* What this task involves
Each entry is to be repeated word for word, and the images are to be dropped.
--- Provided entries Enclosed Below ---
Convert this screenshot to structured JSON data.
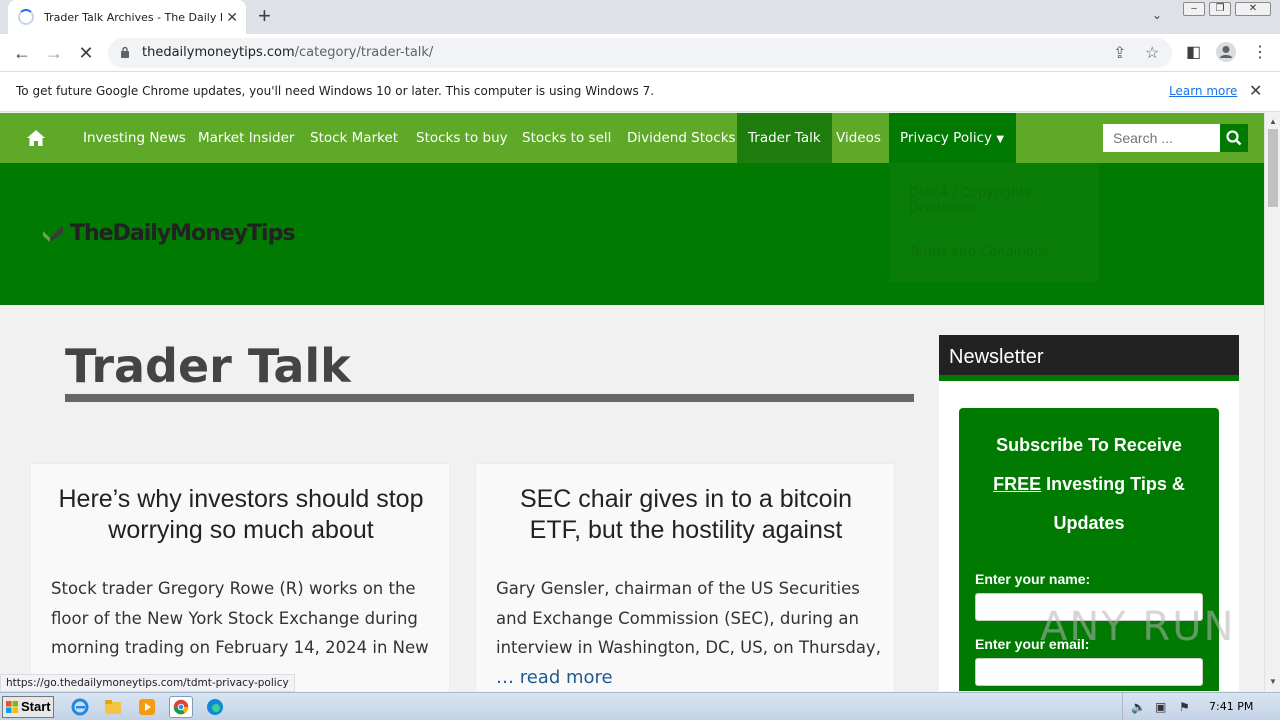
{
  "browser": {
    "tab_title": "Trader Talk Archives - The Daily Money",
    "url_host": "thedailymoneytips.com",
    "url_path": "/category/trader-talk/",
    "infobar_message": "To get future Google Chrome updates, you'll need Windows 10 or later. This computer is using Windows 7.",
    "infobar_link": "Learn more",
    "status_url": "https://go.thedailymoneytips.com/tdmt-privacy-policy"
  },
  "nav": {
    "items": [
      "Investing News",
      "Market Insider",
      "Stock Market",
      "Stocks to buy",
      "Stocks to sell",
      "Dividend Stocks",
      "Trader Talk",
      "Videos",
      "Privacy Policy"
    ],
    "search_placeholder": "Search ...",
    "dropdown": [
      "DMCA / Copyrights Disclaimer",
      "Terms and Conditions"
    ]
  },
  "logo_text": "TheDailyMoneyTips",
  "page_title": "Trader Talk",
  "posts": [
    {
      "title": "Here’s why investors should stop worrying so much about",
      "excerpt": "Stock trader Gregory Rowe (R) works on the floor of the New York Stock Exchange during morning trading on February 14, 2024 in New",
      "more": ""
    },
    {
      "title": "SEC chair gives in to a bitcoin ETF, but the hostility against",
      "excerpt": "Gary Gensler, chairman of the US Securities and Exchange Commission (SEC), during an interview in Washington, DC, US, on Thursday,",
      "more": "… read more"
    }
  ],
  "newsletter": {
    "heading": "Newsletter",
    "subscribe_line1": "Subscribe To Receive",
    "subscribe_free": "FREE",
    "subscribe_line2": "Investing Tips &",
    "subscribe_line3": "Updates",
    "name_label": "Enter your name:",
    "email_label": "Enter your email:"
  },
  "watermark": "ANY RUN",
  "taskbar": {
    "start_label": "Start",
    "clock": "7:41 PM"
  },
  "colors": {
    "nav_green": "#5ea928",
    "header_green": "#007a00",
    "active_tab_green": "#1e7d0d",
    "link_blue": "#1a73e8"
  }
}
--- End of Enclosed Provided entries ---
* Exercise answer
Convert this screenshot to structured JSON data.
{
  "browser": {
    "tab_title": "Trader Talk Archives - The Daily Money",
    "url_host": "thedailymoneytips.com",
    "url_path": "/category/trader-talk/",
    "infobar_message": "To get future Google Chrome updates, you'll need Windows 10 or later. This computer is using Windows 7.",
    "infobar_link": "Learn more",
    "status_url": "https://go.thedailymoneytips.com/tdmt-privacy-policy"
  },
  "nav": {
    "items": [
      "Investing News",
      "Market Insider",
      "Stock Market",
      "Stocks to buy",
      "Stocks to sell",
      "Dividend Stocks",
      "Trader Talk",
      "Videos",
      "Privacy Policy"
    ],
    "search_placeholder": "Search ...",
    "dropdown": [
      "DMCA / Copyrights Disclaimer",
      "Terms and Conditions"
    ]
  },
  "logo_text": "TheDailyMoneyTips",
  "page_title": "Trader Talk",
  "posts": [
    {
      "title": "Here’s why investors should stop worrying so much about",
      "excerpt": "Stock trader Gregory Rowe (R) works on the floor of the New York Stock Exchange during morning trading on February 14, 2024 in New",
      "more": ""
    },
    {
      "title": "SEC chair gives in to a bitcoin ETF, but the hostility against",
      "excerpt": "Gary Gensler, chairman of the US Securities and Exchange Commission (SEC), during an interview in Washington, DC, US, on Thursday,",
      "more": "… read more"
    }
  ],
  "newsletter": {
    "heading": "Newsletter",
    "subscribe_line1": "Subscribe To Receive",
    "subscribe_free": "FREE",
    "subscribe_line2": "Investing Tips &",
    "subscribe_line3": "Updates",
    "name_label": "Enter your name:",
    "email_label": "Enter your email:"
  },
  "watermark": "ANY RUN",
  "taskbar": {
    "start_label": "Start",
    "clock": "7:41 PM"
  },
  "colors": {
    "nav_green": "#5ea928",
    "header_green": "#007a00",
    "active_tab_green": "#1e7d0d",
    "link_blue": "#1a73e8"
  }
}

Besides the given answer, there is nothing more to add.